__Work instructions__: From the listing below, pull each line that includes "Rechercher".

__Task data__:

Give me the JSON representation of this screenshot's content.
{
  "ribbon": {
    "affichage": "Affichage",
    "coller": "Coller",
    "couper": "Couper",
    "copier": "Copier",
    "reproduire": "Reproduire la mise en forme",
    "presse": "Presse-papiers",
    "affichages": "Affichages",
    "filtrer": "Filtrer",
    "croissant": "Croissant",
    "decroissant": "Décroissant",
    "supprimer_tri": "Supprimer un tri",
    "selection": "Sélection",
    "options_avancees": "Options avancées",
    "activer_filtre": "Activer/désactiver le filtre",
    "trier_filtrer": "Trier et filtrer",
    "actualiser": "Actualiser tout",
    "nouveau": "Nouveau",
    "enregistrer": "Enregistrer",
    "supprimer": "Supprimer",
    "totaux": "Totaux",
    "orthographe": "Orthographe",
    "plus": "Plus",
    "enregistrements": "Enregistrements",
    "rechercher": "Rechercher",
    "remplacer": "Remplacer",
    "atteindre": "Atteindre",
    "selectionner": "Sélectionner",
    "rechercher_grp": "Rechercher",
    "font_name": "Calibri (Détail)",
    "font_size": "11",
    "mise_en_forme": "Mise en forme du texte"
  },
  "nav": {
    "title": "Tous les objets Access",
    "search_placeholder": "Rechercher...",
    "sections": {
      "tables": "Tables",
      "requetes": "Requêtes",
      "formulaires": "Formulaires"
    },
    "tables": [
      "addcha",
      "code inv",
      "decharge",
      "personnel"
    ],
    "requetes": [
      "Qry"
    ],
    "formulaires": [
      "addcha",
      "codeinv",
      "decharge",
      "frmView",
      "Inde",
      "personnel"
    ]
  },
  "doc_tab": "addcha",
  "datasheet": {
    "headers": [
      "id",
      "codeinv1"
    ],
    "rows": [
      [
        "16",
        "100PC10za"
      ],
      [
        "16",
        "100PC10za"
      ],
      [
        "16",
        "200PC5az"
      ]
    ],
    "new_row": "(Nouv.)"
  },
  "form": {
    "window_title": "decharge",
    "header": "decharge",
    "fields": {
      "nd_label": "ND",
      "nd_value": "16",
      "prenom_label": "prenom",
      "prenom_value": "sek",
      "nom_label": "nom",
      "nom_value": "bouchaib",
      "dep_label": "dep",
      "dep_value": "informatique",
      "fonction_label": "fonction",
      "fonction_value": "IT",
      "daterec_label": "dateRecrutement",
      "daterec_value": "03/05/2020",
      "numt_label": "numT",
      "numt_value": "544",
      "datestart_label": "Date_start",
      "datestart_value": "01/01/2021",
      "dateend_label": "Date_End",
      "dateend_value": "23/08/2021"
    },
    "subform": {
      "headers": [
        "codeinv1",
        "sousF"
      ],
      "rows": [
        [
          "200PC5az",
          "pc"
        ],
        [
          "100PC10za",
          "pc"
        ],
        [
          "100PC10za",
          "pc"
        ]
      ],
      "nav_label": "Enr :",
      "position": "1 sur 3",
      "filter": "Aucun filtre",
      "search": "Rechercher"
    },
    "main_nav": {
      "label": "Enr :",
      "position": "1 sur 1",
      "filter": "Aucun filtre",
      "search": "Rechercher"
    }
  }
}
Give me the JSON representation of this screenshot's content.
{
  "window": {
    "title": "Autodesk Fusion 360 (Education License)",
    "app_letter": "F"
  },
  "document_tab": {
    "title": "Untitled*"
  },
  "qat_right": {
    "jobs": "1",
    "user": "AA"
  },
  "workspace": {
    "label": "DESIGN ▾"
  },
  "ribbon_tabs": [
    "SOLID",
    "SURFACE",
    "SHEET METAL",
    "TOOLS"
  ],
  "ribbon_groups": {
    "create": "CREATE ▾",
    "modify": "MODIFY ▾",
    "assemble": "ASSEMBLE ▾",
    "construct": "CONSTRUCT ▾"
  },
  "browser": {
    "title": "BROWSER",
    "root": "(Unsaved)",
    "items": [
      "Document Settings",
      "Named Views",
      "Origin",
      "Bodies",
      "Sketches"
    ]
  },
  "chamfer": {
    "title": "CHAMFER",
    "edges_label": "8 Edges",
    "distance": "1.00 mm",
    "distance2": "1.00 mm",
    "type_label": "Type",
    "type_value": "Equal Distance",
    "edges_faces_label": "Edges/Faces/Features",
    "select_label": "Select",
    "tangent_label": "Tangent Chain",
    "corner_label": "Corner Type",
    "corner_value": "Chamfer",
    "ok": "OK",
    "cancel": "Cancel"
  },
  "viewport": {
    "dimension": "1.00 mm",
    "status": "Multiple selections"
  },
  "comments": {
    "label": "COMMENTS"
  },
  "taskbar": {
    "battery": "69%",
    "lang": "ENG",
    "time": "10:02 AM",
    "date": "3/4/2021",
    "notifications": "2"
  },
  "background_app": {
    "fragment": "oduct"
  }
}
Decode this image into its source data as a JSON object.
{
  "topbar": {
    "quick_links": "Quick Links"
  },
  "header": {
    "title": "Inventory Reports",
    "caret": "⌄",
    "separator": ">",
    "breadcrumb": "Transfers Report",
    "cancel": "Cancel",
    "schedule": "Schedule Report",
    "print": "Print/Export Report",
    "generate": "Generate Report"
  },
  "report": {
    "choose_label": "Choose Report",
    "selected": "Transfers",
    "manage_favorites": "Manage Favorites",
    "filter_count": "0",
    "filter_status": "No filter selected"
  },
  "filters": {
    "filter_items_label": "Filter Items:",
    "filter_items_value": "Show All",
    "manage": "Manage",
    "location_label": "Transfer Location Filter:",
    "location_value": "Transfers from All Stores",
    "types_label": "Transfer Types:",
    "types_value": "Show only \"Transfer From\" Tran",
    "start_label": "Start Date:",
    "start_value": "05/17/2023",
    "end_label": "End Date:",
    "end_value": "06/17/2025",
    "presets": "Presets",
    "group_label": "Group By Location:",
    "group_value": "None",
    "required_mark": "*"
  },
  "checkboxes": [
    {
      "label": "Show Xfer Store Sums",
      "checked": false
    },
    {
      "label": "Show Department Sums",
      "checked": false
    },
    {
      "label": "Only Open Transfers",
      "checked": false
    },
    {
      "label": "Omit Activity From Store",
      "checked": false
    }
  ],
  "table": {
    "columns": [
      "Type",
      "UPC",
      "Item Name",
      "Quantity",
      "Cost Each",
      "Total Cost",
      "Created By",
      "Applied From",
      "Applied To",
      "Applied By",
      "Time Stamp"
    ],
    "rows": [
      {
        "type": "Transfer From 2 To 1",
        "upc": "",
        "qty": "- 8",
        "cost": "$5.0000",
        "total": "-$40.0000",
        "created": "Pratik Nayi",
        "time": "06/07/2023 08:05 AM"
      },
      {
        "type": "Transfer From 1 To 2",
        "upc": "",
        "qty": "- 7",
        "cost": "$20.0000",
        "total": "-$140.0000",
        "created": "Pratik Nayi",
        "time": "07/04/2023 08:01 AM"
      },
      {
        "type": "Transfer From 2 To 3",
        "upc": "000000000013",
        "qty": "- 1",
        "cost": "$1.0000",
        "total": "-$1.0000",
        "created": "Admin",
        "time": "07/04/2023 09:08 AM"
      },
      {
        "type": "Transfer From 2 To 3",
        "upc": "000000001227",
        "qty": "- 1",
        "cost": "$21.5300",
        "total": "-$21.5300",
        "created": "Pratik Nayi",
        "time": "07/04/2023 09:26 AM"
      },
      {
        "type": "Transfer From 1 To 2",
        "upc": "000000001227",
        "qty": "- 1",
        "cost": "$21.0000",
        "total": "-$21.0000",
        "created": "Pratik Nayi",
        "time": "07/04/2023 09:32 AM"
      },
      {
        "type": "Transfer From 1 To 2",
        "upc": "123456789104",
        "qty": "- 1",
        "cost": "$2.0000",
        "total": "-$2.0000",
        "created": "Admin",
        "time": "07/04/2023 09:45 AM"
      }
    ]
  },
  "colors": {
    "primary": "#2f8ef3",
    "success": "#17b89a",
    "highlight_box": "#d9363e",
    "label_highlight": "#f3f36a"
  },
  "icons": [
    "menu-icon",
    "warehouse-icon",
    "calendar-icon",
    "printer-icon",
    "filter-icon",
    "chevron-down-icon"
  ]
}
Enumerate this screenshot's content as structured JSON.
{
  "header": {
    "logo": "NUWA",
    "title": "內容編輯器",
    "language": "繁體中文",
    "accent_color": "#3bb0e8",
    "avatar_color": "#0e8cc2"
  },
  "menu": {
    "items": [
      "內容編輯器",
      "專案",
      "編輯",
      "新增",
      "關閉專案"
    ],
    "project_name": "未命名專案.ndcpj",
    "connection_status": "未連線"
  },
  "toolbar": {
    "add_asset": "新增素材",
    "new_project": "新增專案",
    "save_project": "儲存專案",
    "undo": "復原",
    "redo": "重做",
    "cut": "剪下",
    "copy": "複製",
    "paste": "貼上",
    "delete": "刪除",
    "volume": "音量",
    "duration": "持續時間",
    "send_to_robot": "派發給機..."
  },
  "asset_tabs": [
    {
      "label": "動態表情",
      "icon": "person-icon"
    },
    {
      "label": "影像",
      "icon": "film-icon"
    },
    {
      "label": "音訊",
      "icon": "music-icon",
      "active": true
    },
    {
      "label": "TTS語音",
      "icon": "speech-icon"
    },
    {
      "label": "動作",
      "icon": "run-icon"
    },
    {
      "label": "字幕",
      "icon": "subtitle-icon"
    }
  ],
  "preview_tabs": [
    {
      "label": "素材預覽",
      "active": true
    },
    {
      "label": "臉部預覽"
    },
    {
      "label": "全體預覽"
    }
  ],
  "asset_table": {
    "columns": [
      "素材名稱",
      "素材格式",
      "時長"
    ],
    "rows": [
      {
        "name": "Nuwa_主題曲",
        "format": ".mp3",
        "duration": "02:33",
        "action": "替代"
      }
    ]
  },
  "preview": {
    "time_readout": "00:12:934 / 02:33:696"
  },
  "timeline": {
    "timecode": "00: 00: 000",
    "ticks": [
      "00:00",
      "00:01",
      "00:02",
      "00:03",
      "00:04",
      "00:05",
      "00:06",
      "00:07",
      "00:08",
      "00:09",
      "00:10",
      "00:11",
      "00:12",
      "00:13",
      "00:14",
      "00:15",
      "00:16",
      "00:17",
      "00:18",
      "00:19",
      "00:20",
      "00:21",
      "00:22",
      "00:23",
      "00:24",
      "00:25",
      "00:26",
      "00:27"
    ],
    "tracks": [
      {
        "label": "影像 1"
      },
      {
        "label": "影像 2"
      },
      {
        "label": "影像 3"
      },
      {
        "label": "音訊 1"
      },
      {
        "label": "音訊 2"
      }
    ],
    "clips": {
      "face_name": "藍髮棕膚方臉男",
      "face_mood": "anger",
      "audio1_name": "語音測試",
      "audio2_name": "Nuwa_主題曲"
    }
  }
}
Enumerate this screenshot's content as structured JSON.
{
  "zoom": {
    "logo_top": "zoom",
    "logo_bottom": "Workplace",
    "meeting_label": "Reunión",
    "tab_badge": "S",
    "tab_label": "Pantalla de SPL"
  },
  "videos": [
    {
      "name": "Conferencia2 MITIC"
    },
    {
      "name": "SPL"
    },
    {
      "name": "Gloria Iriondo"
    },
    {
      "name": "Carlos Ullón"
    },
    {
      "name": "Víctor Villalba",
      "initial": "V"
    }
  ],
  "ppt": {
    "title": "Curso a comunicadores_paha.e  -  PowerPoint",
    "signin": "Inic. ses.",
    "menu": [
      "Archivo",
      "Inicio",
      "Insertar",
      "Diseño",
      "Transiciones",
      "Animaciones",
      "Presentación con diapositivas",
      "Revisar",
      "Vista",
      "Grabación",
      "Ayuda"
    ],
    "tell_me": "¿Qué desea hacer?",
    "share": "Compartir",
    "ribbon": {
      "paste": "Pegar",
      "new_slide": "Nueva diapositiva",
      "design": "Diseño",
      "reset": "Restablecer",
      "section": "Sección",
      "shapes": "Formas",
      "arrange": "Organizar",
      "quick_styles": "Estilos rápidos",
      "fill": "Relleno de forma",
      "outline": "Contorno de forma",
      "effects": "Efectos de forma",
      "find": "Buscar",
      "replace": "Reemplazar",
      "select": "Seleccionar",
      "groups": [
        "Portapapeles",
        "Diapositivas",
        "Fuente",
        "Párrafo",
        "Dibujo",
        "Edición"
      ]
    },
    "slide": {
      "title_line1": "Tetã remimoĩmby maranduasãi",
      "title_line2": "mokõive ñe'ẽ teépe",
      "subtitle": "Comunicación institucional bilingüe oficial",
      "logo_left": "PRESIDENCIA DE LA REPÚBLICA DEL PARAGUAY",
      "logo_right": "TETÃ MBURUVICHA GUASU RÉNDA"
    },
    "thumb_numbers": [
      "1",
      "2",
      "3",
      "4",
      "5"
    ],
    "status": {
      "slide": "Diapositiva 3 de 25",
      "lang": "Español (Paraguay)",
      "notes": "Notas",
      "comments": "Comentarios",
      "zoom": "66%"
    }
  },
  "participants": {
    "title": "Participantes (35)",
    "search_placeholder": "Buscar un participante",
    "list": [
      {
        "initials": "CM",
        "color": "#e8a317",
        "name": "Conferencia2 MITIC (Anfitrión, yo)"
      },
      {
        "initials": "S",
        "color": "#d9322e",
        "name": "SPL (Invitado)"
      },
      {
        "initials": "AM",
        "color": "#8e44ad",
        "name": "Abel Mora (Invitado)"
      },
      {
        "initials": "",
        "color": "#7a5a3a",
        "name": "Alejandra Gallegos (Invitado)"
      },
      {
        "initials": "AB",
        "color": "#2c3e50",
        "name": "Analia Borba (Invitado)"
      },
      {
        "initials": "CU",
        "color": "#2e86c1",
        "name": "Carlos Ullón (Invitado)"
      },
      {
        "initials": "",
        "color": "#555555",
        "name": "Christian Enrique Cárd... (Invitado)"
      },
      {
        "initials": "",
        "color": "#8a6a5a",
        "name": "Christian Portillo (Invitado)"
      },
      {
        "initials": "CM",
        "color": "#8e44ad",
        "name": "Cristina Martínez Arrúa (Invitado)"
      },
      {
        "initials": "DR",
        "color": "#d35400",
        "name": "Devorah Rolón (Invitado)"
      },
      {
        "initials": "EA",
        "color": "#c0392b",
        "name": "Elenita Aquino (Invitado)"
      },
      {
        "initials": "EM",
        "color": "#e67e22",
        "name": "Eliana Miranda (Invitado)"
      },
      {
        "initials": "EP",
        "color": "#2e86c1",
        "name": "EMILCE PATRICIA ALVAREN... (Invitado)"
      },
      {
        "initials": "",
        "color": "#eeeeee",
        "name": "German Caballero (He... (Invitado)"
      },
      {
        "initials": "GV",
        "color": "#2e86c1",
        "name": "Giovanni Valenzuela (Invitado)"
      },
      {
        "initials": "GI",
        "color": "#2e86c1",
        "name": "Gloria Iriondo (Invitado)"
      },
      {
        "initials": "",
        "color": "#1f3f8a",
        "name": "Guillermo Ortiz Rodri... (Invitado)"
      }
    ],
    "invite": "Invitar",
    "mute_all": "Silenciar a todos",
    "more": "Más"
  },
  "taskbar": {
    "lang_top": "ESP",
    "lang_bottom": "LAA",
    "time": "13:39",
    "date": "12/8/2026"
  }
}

__Task response__:
    "rechercher": "Rechercher",
    "rechercher_grp": "Rechercher",
    "search_placeholder": "Rechercher...",
      "search": "Rechercher"
      "search": "Rechercher"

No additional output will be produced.